Significant aspects of the character and abilities of Tinker Bell have nothing to do with British tradition though. Barrie’s most notable inventions include:
- fairy-dust- this enables fairies to fly. It covers Tinker Bell and rubs off; we are not told what it is;
- fairy light- every fairy gives off a very bright light. She cannot control it (“about the only thing they can’t do”) but “it just goes out of itself when she falls asleep;”
- fairies nest in trees, we are told, although Barrie also has them occupying more conventional houses and palaces arranged in streets too;
- they are closely linked to flowers– there is some traditional material here, in the association with natural life and verdancy, but for Barrie “they dress exactly like flowers and change with the seasons, putting on white when lilies are in and blue for bluebells, and so on. They like crocus and hyacinth time best of all as they are partial to a bit of colour, but tulips (except the white ones, which are fairy cradles) they consider too garish…”
Fairies and children
For Barrie, there was a very close link between children and fairies. This manifests in three ways:
- they are born from babies’ laughter- “when they first baby laughed for the first time, its laugh broke into a thousand pieces and they all went skipping about and that was the beginning of the fairies.” Every time a child is born, another fairy will appear;
- they are particularly drawn to children: Barrie tells us that “it is frightfully difficult to know much about fairies, and about the only thing known for certain is that there are fairies wherever there are children… They can’t resist following the children…”
- childrens’ disbelief in fairies kills them. A fairy’s life is short in any case, although “they are so little that a short time seems a good while to them.” Worse, though, is the fact that “children know such a lot now, they soon don’t believe in fairies ad every time a child says ‘I don’t believe in fairies’ there is a fairy that drops down dead.”

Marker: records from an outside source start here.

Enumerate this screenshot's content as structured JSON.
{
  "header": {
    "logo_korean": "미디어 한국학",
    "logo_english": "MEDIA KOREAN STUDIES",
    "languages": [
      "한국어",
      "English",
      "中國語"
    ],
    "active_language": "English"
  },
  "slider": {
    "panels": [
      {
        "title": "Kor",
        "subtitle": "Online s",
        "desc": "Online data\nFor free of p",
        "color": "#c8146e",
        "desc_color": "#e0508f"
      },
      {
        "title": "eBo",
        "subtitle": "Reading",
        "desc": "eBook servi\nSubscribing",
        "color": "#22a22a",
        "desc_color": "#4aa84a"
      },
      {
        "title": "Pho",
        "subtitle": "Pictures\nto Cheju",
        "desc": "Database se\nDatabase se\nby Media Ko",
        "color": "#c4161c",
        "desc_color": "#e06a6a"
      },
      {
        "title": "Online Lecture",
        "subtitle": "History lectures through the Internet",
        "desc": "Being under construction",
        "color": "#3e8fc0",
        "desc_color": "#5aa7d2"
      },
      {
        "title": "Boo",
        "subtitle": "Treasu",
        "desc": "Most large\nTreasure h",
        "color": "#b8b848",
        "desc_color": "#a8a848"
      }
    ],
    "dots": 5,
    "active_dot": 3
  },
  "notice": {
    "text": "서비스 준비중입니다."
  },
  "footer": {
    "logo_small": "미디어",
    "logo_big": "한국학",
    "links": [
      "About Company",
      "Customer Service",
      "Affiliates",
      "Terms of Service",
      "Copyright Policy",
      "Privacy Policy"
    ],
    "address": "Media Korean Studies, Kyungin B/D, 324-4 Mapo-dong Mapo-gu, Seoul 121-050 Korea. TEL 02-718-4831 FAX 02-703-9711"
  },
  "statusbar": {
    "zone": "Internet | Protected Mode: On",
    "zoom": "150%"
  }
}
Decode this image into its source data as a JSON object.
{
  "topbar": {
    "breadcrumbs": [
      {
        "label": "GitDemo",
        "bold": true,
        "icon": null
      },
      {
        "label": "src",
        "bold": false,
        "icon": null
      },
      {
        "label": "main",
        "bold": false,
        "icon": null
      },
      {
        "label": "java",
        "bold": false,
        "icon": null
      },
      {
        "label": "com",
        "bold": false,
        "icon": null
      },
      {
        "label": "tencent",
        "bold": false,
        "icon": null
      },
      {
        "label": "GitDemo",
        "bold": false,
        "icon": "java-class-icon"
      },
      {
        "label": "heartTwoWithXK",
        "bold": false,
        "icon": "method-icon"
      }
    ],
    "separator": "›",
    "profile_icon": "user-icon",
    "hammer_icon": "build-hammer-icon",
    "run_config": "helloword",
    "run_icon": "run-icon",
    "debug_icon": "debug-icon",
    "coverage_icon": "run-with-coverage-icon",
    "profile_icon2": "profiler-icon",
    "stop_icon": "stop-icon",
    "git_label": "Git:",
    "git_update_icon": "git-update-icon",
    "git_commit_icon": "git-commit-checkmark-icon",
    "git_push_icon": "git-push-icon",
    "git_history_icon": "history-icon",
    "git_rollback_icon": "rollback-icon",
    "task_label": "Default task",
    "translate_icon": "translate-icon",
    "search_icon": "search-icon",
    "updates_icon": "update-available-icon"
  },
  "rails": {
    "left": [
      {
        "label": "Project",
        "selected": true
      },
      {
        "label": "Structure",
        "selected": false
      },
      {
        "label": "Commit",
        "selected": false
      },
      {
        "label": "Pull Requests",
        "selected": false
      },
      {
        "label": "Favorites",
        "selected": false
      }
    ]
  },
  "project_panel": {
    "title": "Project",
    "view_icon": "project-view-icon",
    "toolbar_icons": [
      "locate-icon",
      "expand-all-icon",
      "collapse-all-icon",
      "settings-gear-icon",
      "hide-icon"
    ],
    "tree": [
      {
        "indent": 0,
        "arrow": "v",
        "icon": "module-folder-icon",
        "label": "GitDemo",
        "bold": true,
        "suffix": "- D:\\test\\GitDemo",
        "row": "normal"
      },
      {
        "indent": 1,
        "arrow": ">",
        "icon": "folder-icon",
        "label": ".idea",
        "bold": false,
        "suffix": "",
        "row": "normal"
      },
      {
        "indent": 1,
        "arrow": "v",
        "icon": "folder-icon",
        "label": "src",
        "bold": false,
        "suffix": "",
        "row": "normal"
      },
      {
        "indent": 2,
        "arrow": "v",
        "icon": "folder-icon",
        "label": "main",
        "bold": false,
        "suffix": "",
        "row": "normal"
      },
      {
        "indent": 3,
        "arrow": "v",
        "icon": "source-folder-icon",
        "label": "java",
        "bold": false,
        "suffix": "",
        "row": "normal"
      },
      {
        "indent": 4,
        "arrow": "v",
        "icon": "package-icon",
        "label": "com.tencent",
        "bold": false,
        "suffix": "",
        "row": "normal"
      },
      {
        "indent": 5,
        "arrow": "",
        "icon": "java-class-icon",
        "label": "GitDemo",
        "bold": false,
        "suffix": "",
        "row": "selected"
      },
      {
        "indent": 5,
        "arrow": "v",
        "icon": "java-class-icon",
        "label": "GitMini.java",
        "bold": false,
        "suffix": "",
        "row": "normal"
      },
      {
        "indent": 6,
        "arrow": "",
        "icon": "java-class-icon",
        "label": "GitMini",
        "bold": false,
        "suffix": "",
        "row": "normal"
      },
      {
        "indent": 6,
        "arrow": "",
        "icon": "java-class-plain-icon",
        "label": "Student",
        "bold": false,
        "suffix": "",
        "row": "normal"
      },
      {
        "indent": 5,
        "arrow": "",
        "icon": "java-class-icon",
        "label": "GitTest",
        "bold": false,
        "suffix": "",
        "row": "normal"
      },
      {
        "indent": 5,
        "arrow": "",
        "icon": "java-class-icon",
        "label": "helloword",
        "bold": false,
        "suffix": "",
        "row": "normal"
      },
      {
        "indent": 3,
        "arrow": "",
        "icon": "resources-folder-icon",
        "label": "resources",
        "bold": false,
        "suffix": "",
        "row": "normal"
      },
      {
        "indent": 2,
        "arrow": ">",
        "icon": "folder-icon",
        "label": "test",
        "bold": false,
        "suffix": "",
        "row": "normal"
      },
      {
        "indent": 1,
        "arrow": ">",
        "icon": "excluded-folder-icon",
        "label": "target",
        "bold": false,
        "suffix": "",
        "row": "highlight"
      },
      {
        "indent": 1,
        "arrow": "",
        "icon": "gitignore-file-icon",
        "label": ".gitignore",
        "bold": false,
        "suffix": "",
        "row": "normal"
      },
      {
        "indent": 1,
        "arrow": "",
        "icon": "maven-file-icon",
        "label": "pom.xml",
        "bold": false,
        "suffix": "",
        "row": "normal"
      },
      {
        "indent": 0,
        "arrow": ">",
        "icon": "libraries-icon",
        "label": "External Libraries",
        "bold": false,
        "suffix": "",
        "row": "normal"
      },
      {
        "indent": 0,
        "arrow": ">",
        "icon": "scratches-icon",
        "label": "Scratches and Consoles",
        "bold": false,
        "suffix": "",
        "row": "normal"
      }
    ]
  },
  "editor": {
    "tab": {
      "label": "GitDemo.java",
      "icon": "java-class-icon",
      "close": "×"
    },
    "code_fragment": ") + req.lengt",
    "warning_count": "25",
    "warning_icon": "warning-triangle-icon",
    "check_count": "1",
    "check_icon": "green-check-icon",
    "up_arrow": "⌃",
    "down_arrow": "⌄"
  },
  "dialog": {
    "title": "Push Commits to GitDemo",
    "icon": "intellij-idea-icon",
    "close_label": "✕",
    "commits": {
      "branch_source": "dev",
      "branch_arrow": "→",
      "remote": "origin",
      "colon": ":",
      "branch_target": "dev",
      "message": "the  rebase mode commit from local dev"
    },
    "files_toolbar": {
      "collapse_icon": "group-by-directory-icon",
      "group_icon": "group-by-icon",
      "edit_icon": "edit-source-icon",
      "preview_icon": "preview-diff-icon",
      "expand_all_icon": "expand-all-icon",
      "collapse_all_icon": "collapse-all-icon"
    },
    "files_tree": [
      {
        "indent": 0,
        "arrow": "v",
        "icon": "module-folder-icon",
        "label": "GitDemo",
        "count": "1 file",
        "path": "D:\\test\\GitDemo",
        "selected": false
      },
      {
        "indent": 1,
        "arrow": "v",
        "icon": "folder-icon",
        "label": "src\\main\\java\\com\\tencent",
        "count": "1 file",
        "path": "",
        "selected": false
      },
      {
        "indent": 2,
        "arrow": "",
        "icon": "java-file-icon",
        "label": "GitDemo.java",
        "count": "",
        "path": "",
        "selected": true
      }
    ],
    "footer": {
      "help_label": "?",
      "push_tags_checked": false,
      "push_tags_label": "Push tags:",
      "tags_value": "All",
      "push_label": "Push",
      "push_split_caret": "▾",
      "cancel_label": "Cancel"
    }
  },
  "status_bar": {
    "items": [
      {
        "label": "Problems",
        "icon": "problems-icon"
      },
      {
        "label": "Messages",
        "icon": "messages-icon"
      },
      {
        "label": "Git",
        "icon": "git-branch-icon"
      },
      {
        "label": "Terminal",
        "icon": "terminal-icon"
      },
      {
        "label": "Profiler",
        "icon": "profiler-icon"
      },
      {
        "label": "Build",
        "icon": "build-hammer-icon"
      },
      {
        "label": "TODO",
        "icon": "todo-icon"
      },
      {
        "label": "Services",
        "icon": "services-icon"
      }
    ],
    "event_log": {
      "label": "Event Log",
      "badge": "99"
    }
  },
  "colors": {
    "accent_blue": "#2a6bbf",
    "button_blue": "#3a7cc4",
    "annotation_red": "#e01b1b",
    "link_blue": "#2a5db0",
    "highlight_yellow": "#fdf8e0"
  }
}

The bond between the delicate and pretty fairies and children that Barrie conjures fits ill with much of the rest of the delineation of their characters- the pinching, the grudges and the cruelty, but it is the ‘natural’ association between infancy and faery that has proved abiding.
Finally, it is also notable that Barrie was not immune to the quasi-adult treatment of fairies that had pervaded much Victorian literature and art. There is a curious and uncomfortable tension between Peter, Tinker Bell and Wendy, with the two females competing for the attention of and the right to care for Peter. Tink herself is introduced thus: she was “exquisitely gowned in a skeleton leaf cut low and square, through which her figure could be seen to the best advantage. She was slightly inclined to embonpoint.” Later Wendy describes her cattily as “an abandoned little creature” and that aura of wantonness pervades the character. All in all, Tinker Bell appears to be an adult. She is “quite a common fairy” and is not very polite, using “offensive” and “impudent” language to Wendy in their squabble over Peter. This might be read as sexual possessiveness, or it might be the childhood exclusiveness of ‘the best friend.’